I'd find this argument more compelling if I thought there really were much of a "strategic" game to speak of in FE. There's just so little there of the things I look for in a good strategic game, but maybe I'm spoiled coming off of Crusader Kings 2.
City management is non existent, and not likely to turn into anything with casual tweaks. City Building is a vestigial function of some other game, and could be amputated without the game missing a beat. Diplomacy, even if the ai were smarter there than it is now, seems shallow and pointless. Empire management consists of moving a single global tax slider, if one bothers. Tech trees are interesting only as a means to be able to field more powerful troops on the tactical grid. I cant even build roads exactly where I want to build them. Most of the strategic depth that even something like Gal Civ 2 had, has been "streamlined" out. There is no pulse to speak of in this part of the game at present, in my opinion of course.
However, there *Is* a solid core forming around adventuring, fielding different troops and champions on the tactical grid against foes with unique abilities, and leveling up troops with new loot and abilities. That part of the game, while not home yet, has signs of life and a genuine hook. You've got to build a game around a hook, and there is at present a stronger base there to build on. Any time your troops are not adventuring, this game suffers because there's little else to do other than click the "end turn" button, and the tactical combat is central to the act of adventuring.
It just seems to me the road to making FE a successful "strategically" focused game, is far, far longer than making it an appealing tactical/adventuring-focused game. Sure, ideally I wish that the game would be the best of both worlds, but I don't see any way FE becomes a game I play for the strategic side of things, any time in the next year. If your development timeframe for the game extends beyond the next year, I'd say go for it, but I get the impression you were thinking this game would be release ready earlier than that.
It's possible you have a whole new game under wraps that I'm not aware of, that will breathe life into the strategic side of the game, and make it worthy of taking the focus away from the parts of the game that are working right now. But I really hope there's not the same denial at work here that was evident in War of Magic. I hope you're able to step back and soberly judge the game you actually have, or are likely to have in the upcoming months, rather than the game you wish it was. It seems to me, you have a game where light strategic elements support a tactical adventuring gameplay focus with RPG-like progression mechanics. If your goal is otherwise, you have a lot more work ahead of you than you seem to be indicating.

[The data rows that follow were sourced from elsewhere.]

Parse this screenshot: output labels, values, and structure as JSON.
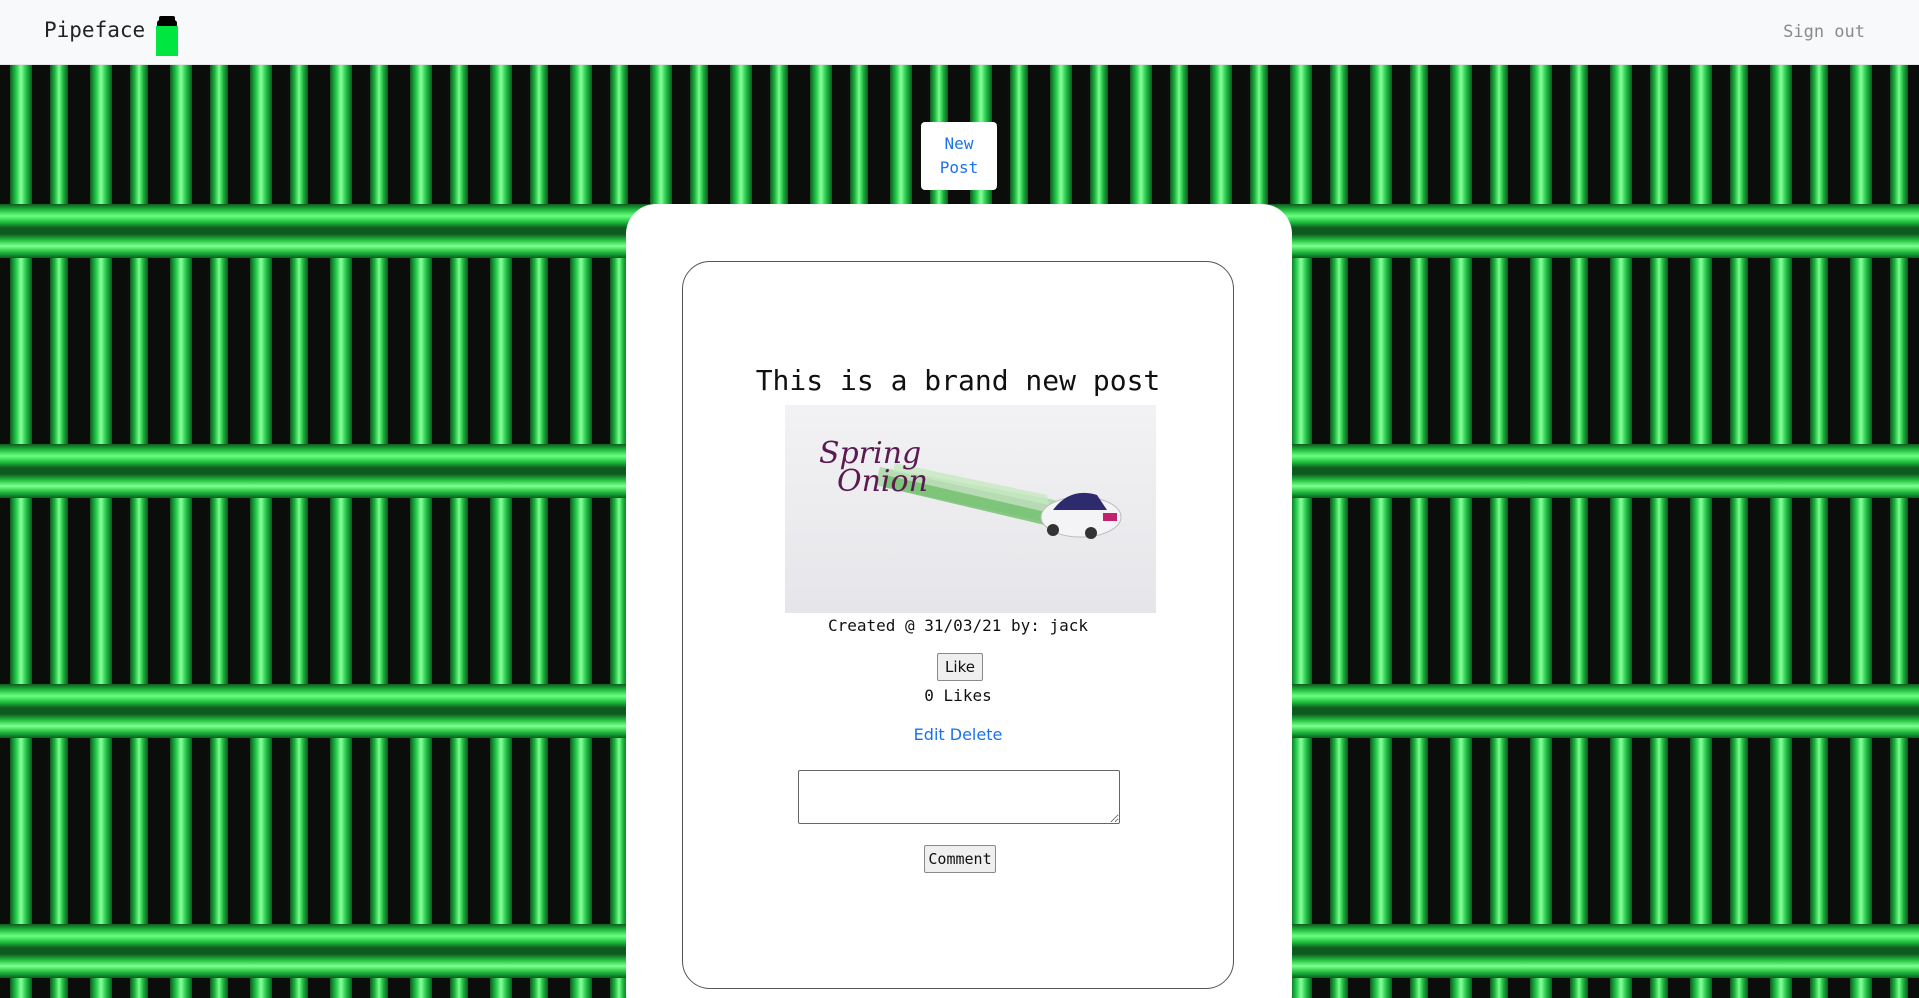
{
  "navbar": {
    "brand": "Pipeface",
    "logo_icon": "green-pipe-icon",
    "sign_out": "Sign out"
  },
  "toolbar": {
    "new_post_label": "New Post"
  },
  "post": {
    "title": "This is a brand new post",
    "image_text_line1": "Spring",
    "image_text_line2": "Onion",
    "meta": "Created @ 31/03/21 by: jack",
    "like_label": "Like",
    "likes_count": "0 Likes",
    "edit_label": "Edit",
    "delete_label": "Delete"
  },
  "comment": {
    "value": "",
    "button_label": "Comment"
  },
  "colors": {
    "link": "#1a73e8",
    "pipe_green": "#1fbf3f",
    "logo_green": "#00e640"
  }
}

I say these things out of best wishes for you and your team, and a sincere desire to see the game succeed. As ever, this is only my opinion, and it's possible other people may find hidden appeals in the game that I don't. If it's a matter of me misunderstanding what the game is supposed to be, and it turns out the game isn't for me, I will be disappointed, but I understand. As long as the game is for someone.